I was reading the latest issue of Wargames Illustrated 281 and at the end there was an article on the farm complex at Hougoumont, Waterloo and it got me thinking to the day 7 or 8 years ago when four of us Rejects (myself, Ray, Ian and Richard) went on a day trip from England to Waterloo in Brussels to view the battlefield and also drop into Ypres on the way back to view the WW1 cemeterys and trenches. Now why were we doing this was Richard was and still is a history teacher at an all girls secondary school and he got to scout locations for history field trips for his school, so we were invited along for the day trip, early start saw us drive onto the eurostar train and the day began.
This is not a comphrensive tale of the battlefields and we were not there to revel in the carnage on both the battlefields but to visit and get a sense of the sacrifice that was bled into these locations and I know it's a cliche but these places have an atmosphere all to themselves and I believe history needs to be taught at school level and above to show the sacrifice of previous generations.

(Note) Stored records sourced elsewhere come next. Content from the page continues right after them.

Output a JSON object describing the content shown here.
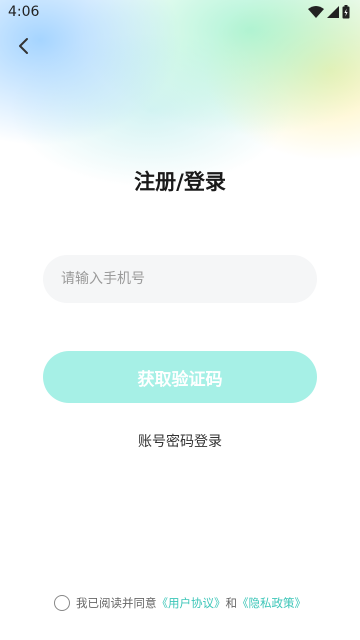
{
  "status_bar": {
    "time": "4:06",
    "icons": [
      "wifi-icon",
      "signal-icon",
      "battery-icon"
    ]
  },
  "nav": {
    "back_icon": "chevron-left-icon"
  },
  "page": {
    "title": "注册/登录"
  },
  "form": {
    "phone_placeholder": "请输入手机号",
    "phone_value": "",
    "get_code_label": "获取验证码",
    "password_login_label": "账号密码登录"
  },
  "agreement": {
    "prefix": "我已阅读并同意",
    "user_agreement": "《用户协议》",
    "conjunction": "和",
    "privacy_policy": "《隐私政策》",
    "checked": false
  },
  "colors": {
    "accent": "#3cc6b8",
    "button_disabled": "#a6f0e6",
    "input_bg": "#f5f6f7"
  }
}
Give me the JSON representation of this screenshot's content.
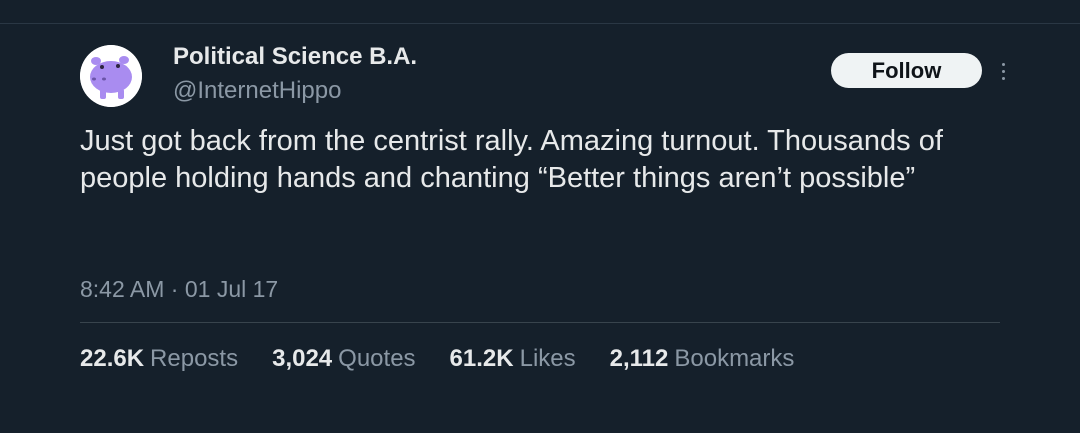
{
  "author": {
    "display_name": "Political Science B.A.",
    "handle": "@InternetHippo"
  },
  "actions": {
    "follow_label": "Follow",
    "more_icon": "more-vertical-icon"
  },
  "tweet": {
    "text": "Just got back from the centrist rally. Amazing turnout. Thousands of people holding hands and chanting “Better things aren’t possible”",
    "time": "8:42 AM",
    "separator": " · ",
    "date": "01 Jul 17"
  },
  "stats": [
    {
      "count": "22.6K",
      "label": "Reposts"
    },
    {
      "count": "3,024",
      "label": "Quotes"
    },
    {
      "count": "61.2K",
      "label": "Likes"
    },
    {
      "count": "2,112",
      "label": "Bookmarks"
    }
  ],
  "colors": {
    "background": "#15202b",
    "primary_text": "#e7e9ea",
    "secondary_text": "#8b98a5",
    "follow_button": "#eff3f4",
    "avatar_hippo": "#a98cf0"
  }
}
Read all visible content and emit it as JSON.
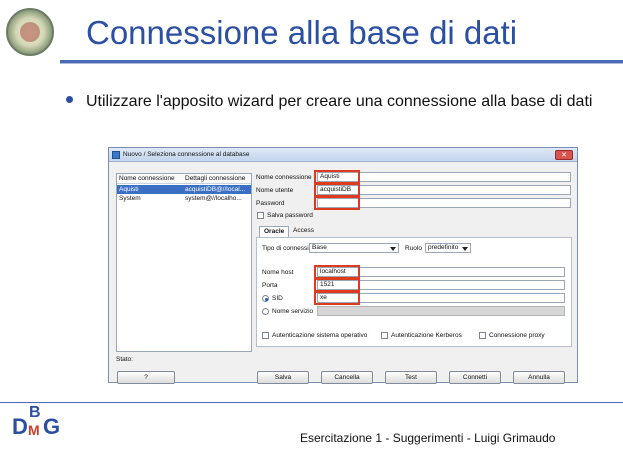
{
  "slide": {
    "title": "Connessione alla base di dati",
    "bullet": "Utilizzare l'apposito wizard per creare una connessione alla base di dati",
    "footer": "Esercitazione 1 - Suggerimenti - Luigi Grimaudo",
    "logo_letters": {
      "d": "D",
      "b": "B",
      "m": "M",
      "g": "G"
    }
  },
  "dialog": {
    "title": "Nuovo / Seleziona connessione al database",
    "list": {
      "headers": [
        "Nome connessione",
        "Dettagli connessione"
      ],
      "rows": [
        {
          "name": "Aquisti",
          "details": "acquistiDB@//local..."
        },
        {
          "name": "System",
          "details": "system@//localho..."
        }
      ]
    },
    "fields": {
      "nome_connessione_label": "Nome connessione",
      "nome_connessione_value": "Aquisti",
      "nome_utente_label": "Nome utente",
      "nome_utente_value": "acquistiDB",
      "password_label": "Password",
      "password_value": "",
      "salva_password_label": "Salva password"
    },
    "tabs": [
      "Oracle",
      "Access"
    ],
    "oracle": {
      "tipo_label": "Tipo di connessione",
      "tipo_value": "Base",
      "ruolo_label": "Ruolo",
      "ruolo_value": "predefinito",
      "host_label": "Nome host",
      "host_value": "localhost",
      "porta_label": "Porta",
      "porta_value": "1521",
      "sid_label": "SID",
      "sid_value": "xe",
      "servizio_label": "Nome servizio",
      "auth_so": "Autenticazione sistema operativo",
      "auth_kerberos": "Autenticazione Kerberos",
      "proxy": "Connessione proxy"
    },
    "status_label": "Stato:",
    "buttons": {
      "help": "?",
      "salva": "Salva",
      "cancella": "Cancella",
      "test": "Test",
      "connetti": "Connetti",
      "annulla": "Annulla"
    },
    "highlight_color": "#e03a1e"
  },
  "colors": {
    "accent": "#2b4fa3",
    "selected_row": "#3a6fc4"
  }
}
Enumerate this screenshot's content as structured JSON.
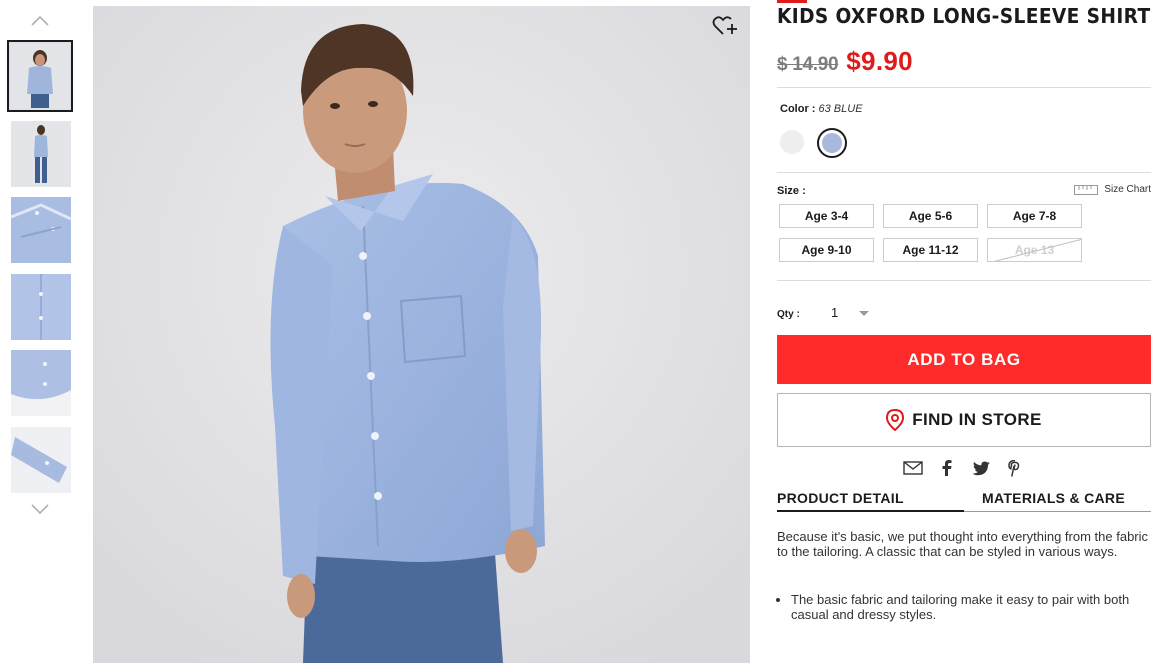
{
  "product": {
    "title": "KIDS OXFORD LONG-SLEEVE SHIRT",
    "old_price": "$ 14.90",
    "new_price": "$9.90"
  },
  "color": {
    "label": "Color :",
    "selected": "63 BLUE",
    "swatches": [
      "#eeeeee",
      "#a9b9de"
    ]
  },
  "size": {
    "label": "Size :",
    "chart_label": "Size Chart",
    "options": [
      {
        "label": "Age 3-4",
        "available": true
      },
      {
        "label": "Age 5-6",
        "available": true
      },
      {
        "label": "Age 7-8",
        "available": true
      },
      {
        "label": "Age 9-10",
        "available": true
      },
      {
        "label": "Age 11-12",
        "available": true
      },
      {
        "label": "Age 13",
        "available": false
      }
    ]
  },
  "qty": {
    "label": "Qty :",
    "value": "1"
  },
  "buttons": {
    "add_to_bag": "ADD TO BAG",
    "find_in_store": "FIND IN STORE"
  },
  "share": [
    "email-icon",
    "facebook-icon",
    "twitter-icon",
    "pinterest-icon"
  ],
  "tabs": {
    "product_detail": "PRODUCT DETAIL",
    "materials_care": "MATERIALS & CARE"
  },
  "description": {
    "text": "Because it's basic, we put thought into everything from the fabric to the tailoring. A classic that can be styled in various ways.",
    "bullets": [
      "The basic fabric and tailoring make it easy to pair with both casual and dressy styles."
    ]
  },
  "colors": {
    "accent_red": "#ff2a2a",
    "price_red": "#e01b1b"
  }
}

Some links to the actual conflicts http://en.wikipedia.org/wiki/Battle_of_Waterloo and http://en.wikipedia.org/wiki/Battle_of_Ypres
This is the Lion Mound on the battlefield site, 226 steps and it nearly fucking killed me, it's bloody steep, there is a great vieew from the top once you can breathe properly again but it's no bloody picnic on those bloody steps on the way back down either, there is a good visitors centre with lots of bits and pieces going on and lots to look at (well there was back then!)
Hougoumont Farm as it currently looks.
La Haye Saint beside a busy main road.
This is Tyne Cot cemetery in Ypres, very bright and a beautiful but very sad place, lots and lots of names and graves.
I believe this is Langermarck which is a german cemetery and this is the location of a pillbox on the border of the cemetery, this cemetery was very sombre compared to the allied cemetery and this place has always stuck in my memory. One small plot about 15ft by 15ft full of poppies stated it had 17,000 bodies in it alone.
This is some actual original trench system we toured from WW1 that is now a museum.
Ypres town centre where we finished the day and had dinner before driving back to the euro star station where there may have been a little altercation concerning customs and comments (you can't take Ray anywhere). Ian had tried to kill us earlier that day when he took a wrong turn and went down a one way road but I digress as our memories fade (me and Ray have problems now remembering what we did last month) it was a grand day out that we never have done anything like it since even though we say we will.
I hope my information is correct but the memory fades but it should never about the important parts of history and friendship.